- Microsoft founder Bill Gates has also weighed in recently on AVs. According to Gates, "It's certainly more than 15 years off before it'll be a meaningful percentage of cars driven." Gates noted that while legislators have been moving rapidly this year to start the rule making process this is a process that “will take several years.” Earlier this year the Insurance Industry for Highway Safety helped broker a deal among automakers to have automatic braking on all cars in the U.S. by 2022. According to a report, “Early studies of that feature, which many consider a fundamental building block on the road toward autonomous cars, shows, they can reduce rear-end crashes by 40 percent, and in crashes they can't prevent, automated braking can at least mitigate the severity of crashes.” Gates was quoted as saying he “believes it will be another 15 years before autonomous features “compel significant changes throughout the insurance industry,” according to a report. Even then, “there will still be collisions,” according to the report.
- Volvo chief Håkan Samuelsson also said this week that an 80 percent fall in crashes by 2035 could “put motor insurers and premiums at risk,” according to a report. “Volvo believes the insurance industry will have no choice but to react to these seismic challenges to its existing business model by fundamentally restructuring – or face competition from new entrants into its market from technology-savvy disrupting companies,” Samuelsson was quoted as saying.
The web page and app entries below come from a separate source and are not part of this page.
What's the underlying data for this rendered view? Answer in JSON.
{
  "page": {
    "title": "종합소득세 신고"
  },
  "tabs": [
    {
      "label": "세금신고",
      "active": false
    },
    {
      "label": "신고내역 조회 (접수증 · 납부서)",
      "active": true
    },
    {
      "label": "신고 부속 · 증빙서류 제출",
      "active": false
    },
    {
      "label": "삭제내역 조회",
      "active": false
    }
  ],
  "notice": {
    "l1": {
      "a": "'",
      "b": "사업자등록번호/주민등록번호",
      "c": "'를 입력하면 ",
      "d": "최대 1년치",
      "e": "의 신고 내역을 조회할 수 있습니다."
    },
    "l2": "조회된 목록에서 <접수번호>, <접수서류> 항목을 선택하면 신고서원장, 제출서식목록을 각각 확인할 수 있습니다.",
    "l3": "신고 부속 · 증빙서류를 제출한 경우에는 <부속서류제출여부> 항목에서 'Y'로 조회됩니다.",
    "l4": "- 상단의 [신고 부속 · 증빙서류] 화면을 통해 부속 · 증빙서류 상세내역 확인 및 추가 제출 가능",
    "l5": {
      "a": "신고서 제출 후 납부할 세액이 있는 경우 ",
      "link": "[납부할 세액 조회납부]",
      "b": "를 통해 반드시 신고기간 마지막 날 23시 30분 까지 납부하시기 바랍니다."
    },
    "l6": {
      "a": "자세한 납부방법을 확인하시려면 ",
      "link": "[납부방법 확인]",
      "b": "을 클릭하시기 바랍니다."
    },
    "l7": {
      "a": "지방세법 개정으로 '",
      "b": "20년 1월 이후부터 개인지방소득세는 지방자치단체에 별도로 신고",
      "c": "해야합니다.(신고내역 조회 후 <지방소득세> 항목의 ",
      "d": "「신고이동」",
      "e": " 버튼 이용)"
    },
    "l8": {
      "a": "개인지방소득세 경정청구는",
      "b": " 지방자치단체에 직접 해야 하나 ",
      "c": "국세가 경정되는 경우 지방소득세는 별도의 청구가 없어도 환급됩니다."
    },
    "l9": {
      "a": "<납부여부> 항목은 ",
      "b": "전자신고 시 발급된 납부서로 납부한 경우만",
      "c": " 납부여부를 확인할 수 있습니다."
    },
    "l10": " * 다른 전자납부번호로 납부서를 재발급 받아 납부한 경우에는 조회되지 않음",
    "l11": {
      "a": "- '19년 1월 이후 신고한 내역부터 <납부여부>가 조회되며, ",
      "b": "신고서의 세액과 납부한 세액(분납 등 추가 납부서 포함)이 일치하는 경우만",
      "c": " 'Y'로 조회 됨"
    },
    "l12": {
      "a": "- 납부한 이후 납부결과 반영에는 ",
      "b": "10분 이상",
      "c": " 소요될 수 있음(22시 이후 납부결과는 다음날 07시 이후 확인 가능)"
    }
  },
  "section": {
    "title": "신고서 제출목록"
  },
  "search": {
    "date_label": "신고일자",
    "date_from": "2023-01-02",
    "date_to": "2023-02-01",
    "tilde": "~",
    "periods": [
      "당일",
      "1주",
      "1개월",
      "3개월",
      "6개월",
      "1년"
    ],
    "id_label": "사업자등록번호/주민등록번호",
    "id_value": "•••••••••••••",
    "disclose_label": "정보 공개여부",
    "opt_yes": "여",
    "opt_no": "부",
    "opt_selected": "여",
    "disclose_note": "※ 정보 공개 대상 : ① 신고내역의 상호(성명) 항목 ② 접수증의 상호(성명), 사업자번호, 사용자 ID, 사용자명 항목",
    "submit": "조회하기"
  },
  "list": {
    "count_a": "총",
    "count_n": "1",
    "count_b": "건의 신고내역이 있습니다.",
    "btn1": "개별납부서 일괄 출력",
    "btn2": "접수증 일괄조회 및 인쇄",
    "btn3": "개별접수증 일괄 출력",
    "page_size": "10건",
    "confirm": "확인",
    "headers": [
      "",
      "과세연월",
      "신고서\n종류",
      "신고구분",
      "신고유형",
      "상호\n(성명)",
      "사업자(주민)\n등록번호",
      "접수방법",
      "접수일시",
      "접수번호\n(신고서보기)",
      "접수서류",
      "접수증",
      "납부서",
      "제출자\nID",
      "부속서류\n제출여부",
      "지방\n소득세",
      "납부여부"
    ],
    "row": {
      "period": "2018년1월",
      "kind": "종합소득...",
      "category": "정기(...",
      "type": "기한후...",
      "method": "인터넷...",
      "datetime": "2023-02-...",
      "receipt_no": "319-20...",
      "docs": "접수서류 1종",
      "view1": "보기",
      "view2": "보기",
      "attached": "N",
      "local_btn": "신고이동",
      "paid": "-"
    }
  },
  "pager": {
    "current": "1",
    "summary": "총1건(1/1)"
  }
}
- Research from insurer Swiss Re finds that insurance premiums “in the 14 largest car markets in the world are set to drop by $20bn (£13.5bn) by 2020 alone,” according to projections. “Car connectivity and the introduction of increasingly sophisticated driver-assist technologies and autonomous driving will lead to significantly improved road safety,” the report notes. The report predicts that by “2020, more than two-thirds of cars sold worldwide will have some form of connectivity to the internet and other cars.”
- Vehicle safety research firm Thatcham Research claims that existing technology such as Autonomous Emergency Braking (AEB) has “already reduced the frequency of road accidents,” according to a media report. Peter Shaw, CEO of Thatcham, said technology that “allows drivers to 'drop out of the loop' [of driving] for parts of the journey would be available as soon as 2021.” Shaw was quoted as saying that, “Without doubt, crash frequency will also dramatically reduce ... While drivers will welcome tumbling premiums, motor insurance experts warned that the industry will need to be overhauled or face extinction,” according to the report.
- Britain is said to be counting on an odd regulatory oversight to be a home of autonomous driving research. According to a report this week, “The UK is one of the European countries not to have ratified the 1968 Vienna convention on road traffic that stipulates a driver must be in the front seat of a car.”
- It was leaked last week that Apple and Google has been meeting with Sergio Marchionne, the CEO of Fiat Chrysler. The company is said to be in “advanced discussions” with Alphabet's (Google's holding company) self-driving car division. The Associated Press and the Wall Street Journal have reported that the two companies are in advanced talks to form a technical partnership. That is, it could be Chrysler building the next generation of Google's self-driving car.